Department of Defense (DoD) Funding
DoD funding has been helpful in the past but has been closed off. Emily said one of the SMCI’s key goals has been to open up DoD funding for ME/CFS. She’s very optimistic that after two years, we’ll see the appropriate committee report language successfully added in FY2020.
The April NIH Conference
Emily was excited about the NIH conference, which the SMCI and the OMF have partnered with. ME/CFS Advocacy Day is the day before. It’s the high visibility events that speak to researchers that are so vital. It’s a strategic investment – where we can get the most benefit from our dollars.
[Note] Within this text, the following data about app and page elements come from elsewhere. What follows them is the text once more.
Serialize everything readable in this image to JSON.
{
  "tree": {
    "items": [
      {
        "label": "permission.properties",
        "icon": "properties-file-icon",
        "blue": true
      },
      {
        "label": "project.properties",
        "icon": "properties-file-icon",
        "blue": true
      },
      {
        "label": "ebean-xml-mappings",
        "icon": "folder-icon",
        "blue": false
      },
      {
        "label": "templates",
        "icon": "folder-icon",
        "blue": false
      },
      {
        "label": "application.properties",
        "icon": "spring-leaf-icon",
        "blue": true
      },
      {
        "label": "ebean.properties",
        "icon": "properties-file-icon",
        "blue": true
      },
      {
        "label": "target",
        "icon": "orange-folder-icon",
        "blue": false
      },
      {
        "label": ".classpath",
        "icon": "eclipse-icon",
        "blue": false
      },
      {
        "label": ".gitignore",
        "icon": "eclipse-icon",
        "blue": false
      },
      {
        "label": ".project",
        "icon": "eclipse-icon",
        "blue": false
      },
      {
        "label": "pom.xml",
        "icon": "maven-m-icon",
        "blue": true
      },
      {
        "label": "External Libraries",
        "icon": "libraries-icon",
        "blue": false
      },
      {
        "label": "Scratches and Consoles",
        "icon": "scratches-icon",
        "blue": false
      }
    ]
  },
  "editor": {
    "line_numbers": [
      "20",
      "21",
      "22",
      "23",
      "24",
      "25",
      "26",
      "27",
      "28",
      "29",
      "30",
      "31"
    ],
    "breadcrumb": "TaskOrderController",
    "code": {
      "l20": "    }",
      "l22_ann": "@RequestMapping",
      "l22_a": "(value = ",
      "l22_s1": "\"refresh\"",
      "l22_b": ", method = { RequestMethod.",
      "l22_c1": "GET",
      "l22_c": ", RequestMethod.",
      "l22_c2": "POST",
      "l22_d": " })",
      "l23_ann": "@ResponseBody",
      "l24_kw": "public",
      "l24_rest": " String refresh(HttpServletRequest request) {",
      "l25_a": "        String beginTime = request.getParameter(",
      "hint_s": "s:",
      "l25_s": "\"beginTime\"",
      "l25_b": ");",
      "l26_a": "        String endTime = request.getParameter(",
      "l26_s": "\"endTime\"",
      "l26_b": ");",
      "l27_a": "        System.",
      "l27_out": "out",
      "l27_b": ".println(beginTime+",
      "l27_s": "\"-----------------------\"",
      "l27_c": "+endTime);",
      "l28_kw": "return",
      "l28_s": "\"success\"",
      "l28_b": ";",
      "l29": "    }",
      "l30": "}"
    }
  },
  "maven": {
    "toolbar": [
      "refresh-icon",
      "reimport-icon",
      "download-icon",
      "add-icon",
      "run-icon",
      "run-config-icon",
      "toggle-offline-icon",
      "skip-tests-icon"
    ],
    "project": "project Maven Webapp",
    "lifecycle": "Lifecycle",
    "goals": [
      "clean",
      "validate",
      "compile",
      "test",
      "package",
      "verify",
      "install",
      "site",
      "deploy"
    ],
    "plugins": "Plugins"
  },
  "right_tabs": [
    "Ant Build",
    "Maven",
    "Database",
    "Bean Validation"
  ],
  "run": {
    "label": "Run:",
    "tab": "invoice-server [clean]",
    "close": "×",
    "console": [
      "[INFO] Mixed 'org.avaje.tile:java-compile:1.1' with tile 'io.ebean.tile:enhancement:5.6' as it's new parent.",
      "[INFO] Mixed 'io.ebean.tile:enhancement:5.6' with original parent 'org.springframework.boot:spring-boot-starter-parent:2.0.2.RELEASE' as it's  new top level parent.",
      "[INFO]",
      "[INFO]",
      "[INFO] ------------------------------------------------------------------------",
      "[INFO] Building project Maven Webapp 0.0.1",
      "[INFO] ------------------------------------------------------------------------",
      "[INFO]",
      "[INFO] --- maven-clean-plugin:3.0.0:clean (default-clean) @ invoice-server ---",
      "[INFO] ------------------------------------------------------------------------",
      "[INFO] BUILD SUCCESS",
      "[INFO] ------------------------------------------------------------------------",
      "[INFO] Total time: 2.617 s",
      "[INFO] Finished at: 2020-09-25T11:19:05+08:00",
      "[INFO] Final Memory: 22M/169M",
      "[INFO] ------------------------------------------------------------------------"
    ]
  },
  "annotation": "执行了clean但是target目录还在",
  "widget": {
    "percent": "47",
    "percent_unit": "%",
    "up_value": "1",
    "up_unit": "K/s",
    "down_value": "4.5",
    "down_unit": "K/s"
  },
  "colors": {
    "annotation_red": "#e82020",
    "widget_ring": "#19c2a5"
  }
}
The Senate and House Resolutions and Hearings, then, are part of the plan to build the case for ME/CFS at the federal level. The goal is to enroll enough members of Congress to support a bill forcing the NIH to increase funding on ME/CFS. Doubling the ask for the CDC and opening up the spigot at the Department of Defense are two complementary actions to increase funding.
The SMCI’s Ramsay awards prime the pump in another way by providing funding researchers can use to apply for a major grant. Jarred Younger is a prime example of an ME/CFS researcher who flipped the SMCI’s Ramsay Awards to a multi-million dollar NIH grant.
Effective advocacy is clearly critical for us and here, too, the news is good. The number of advocates committed to attending Advocacy Day in Washington DC on April 3rd has more than doubled from last year, with 220 expected to attend as of last week.
Emily Taylor on the SMCI’s and MEAction’s 2019 Lobby Day
Emily closed by saying that she’s so proud of our work. She realizes that sometimes it feels like Sisyphus rolling the rock up the hill, but we have made so much progress. We really are on the right track. There is so much work to do, but we are getting there.
For me, it was exciting to see how much ME/CFS advocacy has changed in such a short time. With the SMCI’s hiring of Emily, our first full-time advocate, plus the vigorous work of ME Action, ME/CFS advocacy has changed from a kind of well-intentioned, ad hoc effort to a strategic, long-term effort that is building and building over time. Now, more than ever, is the time to support these groups.
Find out more about the SMCI’s and ME Action’s Lobby Day